Friday, August 18, 2006
Better For Whose World?
I just read a great book, but I’m not ready to write a full-blown review. At the same time, I do think the book is worth reading, even though I can’t get all my thoughts together.
So here are some bits of knowledge I gleaned from “Better for All The World” by Harry Bruinius (2006). These random items should intrigue you to pick up the book. If not, well, I didn’t waste my time writing a regular review.
The sub-title, “The Secret History of Forced Sterilization and America’s Quest for Racial Purity,” should clue you in on the subject matter and the fact this is non-fiction (even though parts of it read like fiction).
---“Eugenics” was the reason to sterilize the genetically “unfit” during the early decades of the twentieth century. By 1927, 8,500 indigent and poorly educated citizens were forced to undergo sterilization, the number rising to 65,000 as time went on. Yes, there was a human cost but within three generations all genetically based problems – from alcoholism to pauperism – would be eliminated under such a program if followed through to its final solution. Or so declared the proponents.
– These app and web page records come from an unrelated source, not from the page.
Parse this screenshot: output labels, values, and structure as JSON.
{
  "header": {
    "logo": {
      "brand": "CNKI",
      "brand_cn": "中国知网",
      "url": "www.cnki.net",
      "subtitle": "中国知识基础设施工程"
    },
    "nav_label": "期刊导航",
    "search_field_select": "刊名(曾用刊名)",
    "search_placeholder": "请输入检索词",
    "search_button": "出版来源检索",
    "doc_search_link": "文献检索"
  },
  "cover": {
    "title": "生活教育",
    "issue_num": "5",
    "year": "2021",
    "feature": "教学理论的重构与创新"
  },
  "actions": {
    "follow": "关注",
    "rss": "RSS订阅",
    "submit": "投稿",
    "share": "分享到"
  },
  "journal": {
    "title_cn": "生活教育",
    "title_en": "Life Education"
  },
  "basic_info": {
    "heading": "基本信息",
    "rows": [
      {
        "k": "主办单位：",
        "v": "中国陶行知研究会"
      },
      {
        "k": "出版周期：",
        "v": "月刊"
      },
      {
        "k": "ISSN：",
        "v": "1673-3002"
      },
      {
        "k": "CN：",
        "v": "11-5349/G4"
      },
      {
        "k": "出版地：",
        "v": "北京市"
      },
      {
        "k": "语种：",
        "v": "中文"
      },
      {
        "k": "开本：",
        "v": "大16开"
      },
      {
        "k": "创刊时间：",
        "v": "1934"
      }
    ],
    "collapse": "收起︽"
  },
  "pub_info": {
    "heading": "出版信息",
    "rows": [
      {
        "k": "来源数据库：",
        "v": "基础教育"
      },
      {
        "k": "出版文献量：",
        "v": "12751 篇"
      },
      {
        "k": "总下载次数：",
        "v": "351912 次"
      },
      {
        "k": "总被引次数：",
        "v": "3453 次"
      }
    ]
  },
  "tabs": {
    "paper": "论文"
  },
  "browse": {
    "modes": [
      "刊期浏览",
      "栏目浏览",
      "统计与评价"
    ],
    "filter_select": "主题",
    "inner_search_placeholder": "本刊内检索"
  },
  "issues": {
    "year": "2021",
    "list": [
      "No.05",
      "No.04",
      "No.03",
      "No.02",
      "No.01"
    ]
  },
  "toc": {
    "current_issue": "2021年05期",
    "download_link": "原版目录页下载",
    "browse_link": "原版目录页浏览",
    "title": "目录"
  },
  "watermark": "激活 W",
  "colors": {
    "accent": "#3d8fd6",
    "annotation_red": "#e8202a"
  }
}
---Targets for sterilization included women deemed to be “morons,” “imbeciles,” or some other subjective term created by eugenicists. The motto, “Three generations of imbeciles is enough,” justified the method. As Bruinius explains, a third generation “imbecile” was adopted by a good family and ended up as an honor student in grade school. Apparently this genetic business wasn’t fully understood by those promoting racial purity.
---The targeted women, residents of mental institutions, prisons, and other state-run establishments, were told that by law they had to undergo sterilization. In other cases doctors sidestepped any potential legal challenges by not informing the women that they were being sterilized. The surgery, they explained, was only to remove a bad appendix.
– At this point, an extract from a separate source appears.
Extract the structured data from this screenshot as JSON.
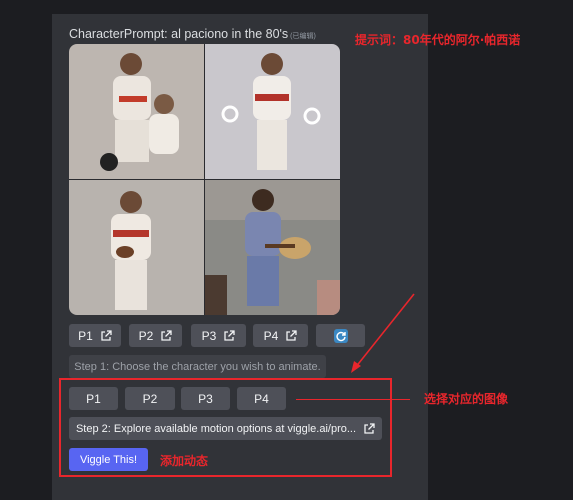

---A leading eugenicist, Harry Laughlin, in 1936 was invited by the University of Heidelberg to have an honorary degree bestowed upon him for his work in “race hygiene.” Of course, Hitler and company was really interested in such hygiene. For some reason eugenics fell into disfavor after World War II.
---Eugenicists proclaimed that they had the best of intentions. After all, if they had their way, such disorders as epilepsy would be wiped out. As mentioned before, one of the leading voices behind the movement was Harry Laughlin. It should be noted that he kept a secret: he was an epileptic, one time suffering a seizure while driving a car. But that had to be overlooked because even though he was one of the “unfit,” he wanted to keep the Nordic race untainted and let the other lesser races fall under the control of the genetically superior.
---In the 1930s the state of Virginia took eugenics very seriously. In one county the sheriff rounded up some mountain folks, men and women – poor white trash – and hauled them off to the hospital so that racial purity could be maintained.
Of course, we in this modern, enlightened world won’t repeat the mistakes of the past with scientific breakthroughs such as genetic engineering – right?
Posted by Ray Palm (Ray X) at 5:17 AM